> **Material shown**:
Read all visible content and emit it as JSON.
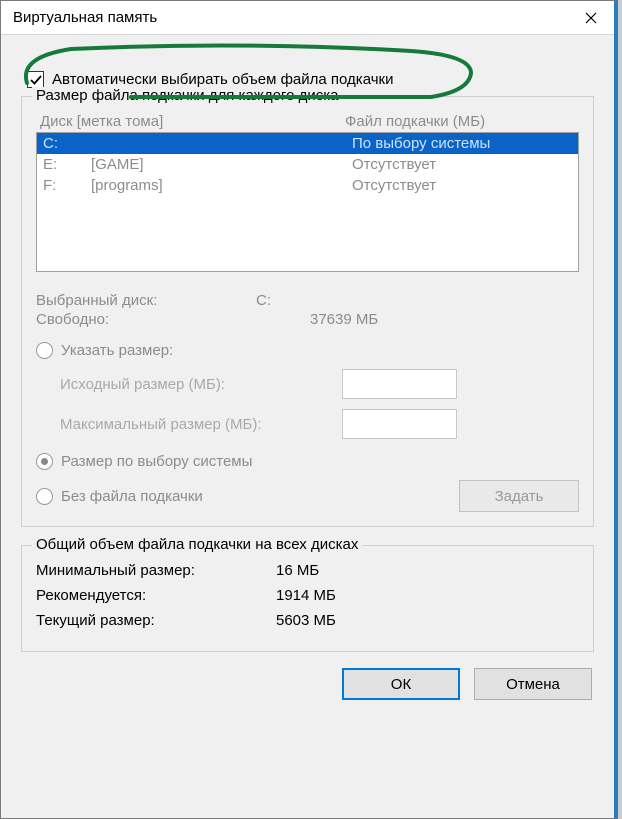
{
  "window_title": "Виртуальная память",
  "auto_checkbox_label": "Автоматически выбирать объем файла подкачки",
  "group1_title": "Размер файла подкачки для каждого диска",
  "drive_header_col1": "Диск [метка тома]",
  "drive_header_col2": "Файл подкачки (МБ)",
  "drives": [
    {
      "letter": "C:",
      "label": "",
      "pagefile": "По выбору системы",
      "selected": true
    },
    {
      "letter": "E:",
      "label": "[GAME]",
      "pagefile": "Отсутствует",
      "selected": false
    },
    {
      "letter": "F:",
      "label": "[programs]",
      "pagefile": "Отсутствует",
      "selected": false
    }
  ],
  "selected_drive_label": "Выбранный диск:",
  "selected_drive_value": "C:",
  "free_space_label": "Свободно:",
  "free_space_value": "37639 МБ",
  "radio_custom_label": "Указать размер:",
  "initial_size_label": "Исходный размер (МБ):",
  "max_size_label": "Максимальный размер (МБ):",
  "radio_system_label": "Размер по выбору системы",
  "radio_none_label": "Без файла подкачки",
  "set_button_label": "Задать",
  "group2_title": "Общий объем файла подкачки на всех дисках",
  "min_label": "Минимальный размер:",
  "min_value": "16 МБ",
  "rec_label": "Рекомендуется:",
  "rec_value": "1914 МБ",
  "cur_label": "Текущий размер:",
  "cur_value": "5603 МБ",
  "ok_label": "ОК",
  "cancel_label": "Отмена"
}
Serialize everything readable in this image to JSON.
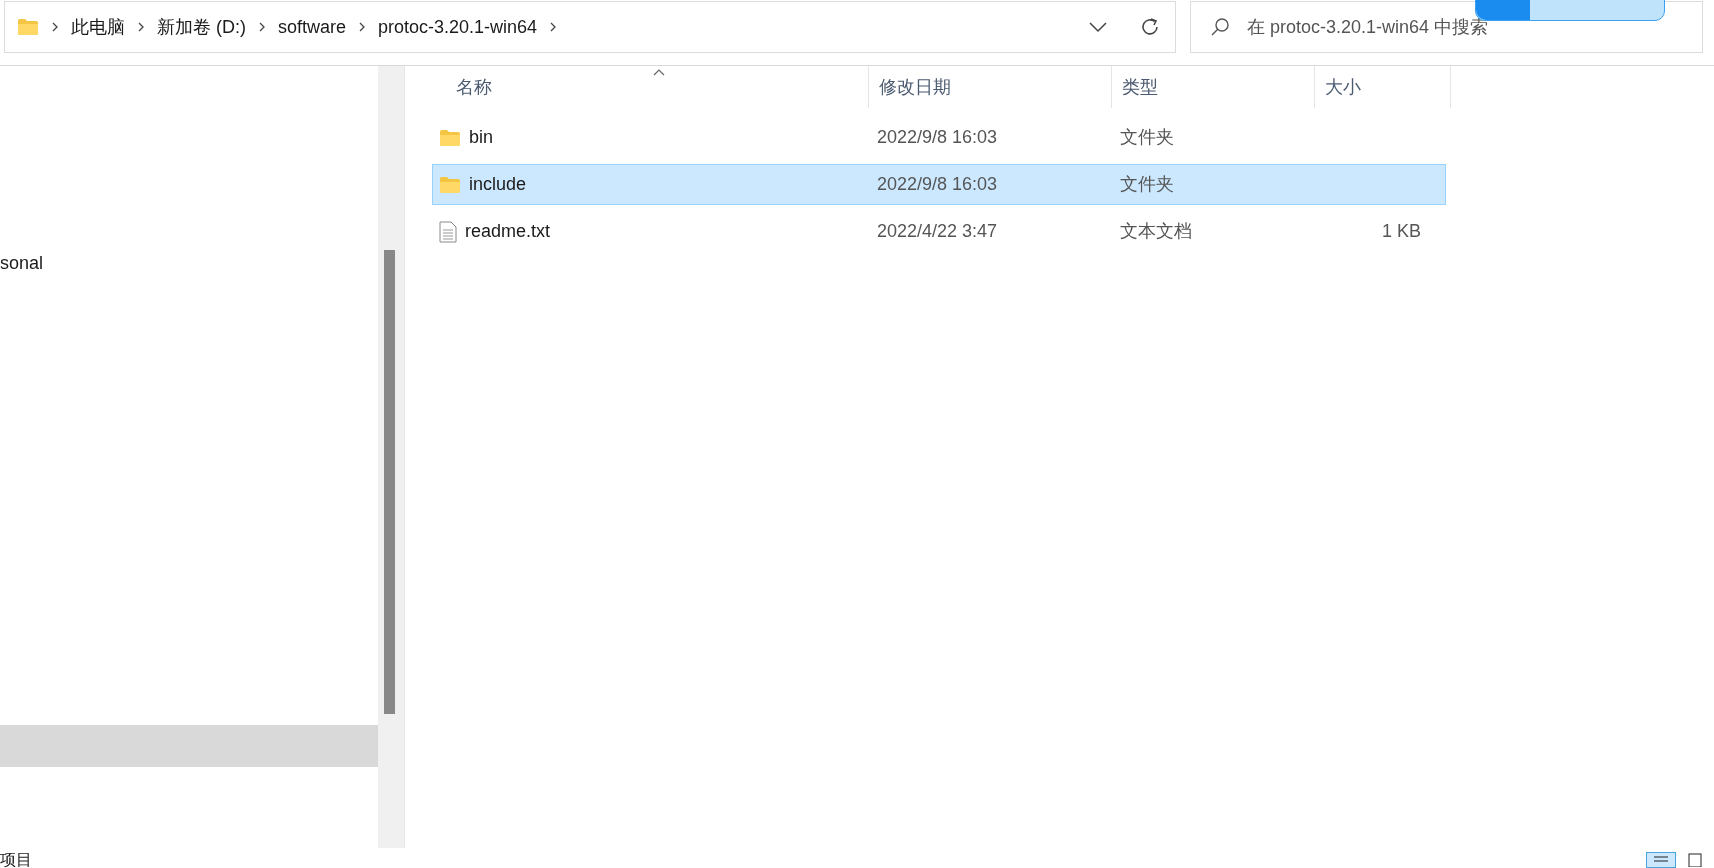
{
  "address_bar": {
    "crumbs": [
      "此电脑",
      "新加卷 (D:)",
      "software",
      "protoc-3.20.1-win64"
    ]
  },
  "search": {
    "placeholder": "在 protoc-3.20.1-win64 中搜索"
  },
  "sidebar": {
    "items": [
      {
        "label": "sonal",
        "selected": false
      },
      {
        "kind": "blank",
        "selected": true
      }
    ]
  },
  "table": {
    "columns": [
      "名称",
      "修改日期",
      "类型",
      "大小"
    ],
    "rows": [
      {
        "kind": "folder",
        "name": "bin",
        "modified": "2022/9/8 16:03",
        "type": "文件夹",
        "selected": false
      },
      {
        "kind": "folder",
        "name": "include",
        "modified": "2022/9/8 16:03",
        "type": "文件夹",
        "selected": true
      },
      {
        "kind": "file",
        "name": "readme.txt",
        "modified": "2022/4/22 3:47",
        "type": "文本文档",
        "size": "1 KB",
        "selected": false
      }
    ]
  },
  "status_bar": {
    "text": "项目",
    "views": [
      {
        "kind": "details",
        "selected": true
      },
      {
        "kind": "tiles",
        "selected": false
      }
    ]
  }
}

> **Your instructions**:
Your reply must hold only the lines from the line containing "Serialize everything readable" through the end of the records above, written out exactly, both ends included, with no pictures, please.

> **Written reply**:
Serialize everything readable in this image to JSON.
{
  "address_bar": {
    "crumbs": [
      "此电脑",
      "新加卷 (D:)",
      "software",
      "protoc-3.20.1-win64"
    ]
  },
  "search": {
    "placeholder": "在 protoc-3.20.1-win64 中搜索"
  },
  "sidebar": {
    "items": [
      {
        "label": "sonal",
        "selected": false
      },
      {
        "kind": "blank",
        "selected": true
      }
    ]
  },
  "table": {
    "columns": [
      "名称",
      "修改日期",
      "类型",
      "大小"
    ],
    "rows": [
      {
        "kind": "folder",
        "name": "bin",
        "modified": "2022/9/8 16:03",
        "type": "文件夹",
        "selected": false
      },
      {
        "kind": "folder",
        "name": "include",
        "modified": "2022/9/8 16:03",
        "type": "文件夹",
        "selected": true
      },
      {
        "kind": "file",
        "name": "readme.txt",
        "modified": "2022/4/22 3:47",
        "type": "文本文档",
        "size": "1 KB",
        "selected": false
      }
    ]
  },
  "status_bar": {
    "text": "项目",
    "views": [
      {
        "kind": "details",
        "selected": true
      },
      {
        "kind": "tiles",
        "selected": false
      }
    ]
  }
}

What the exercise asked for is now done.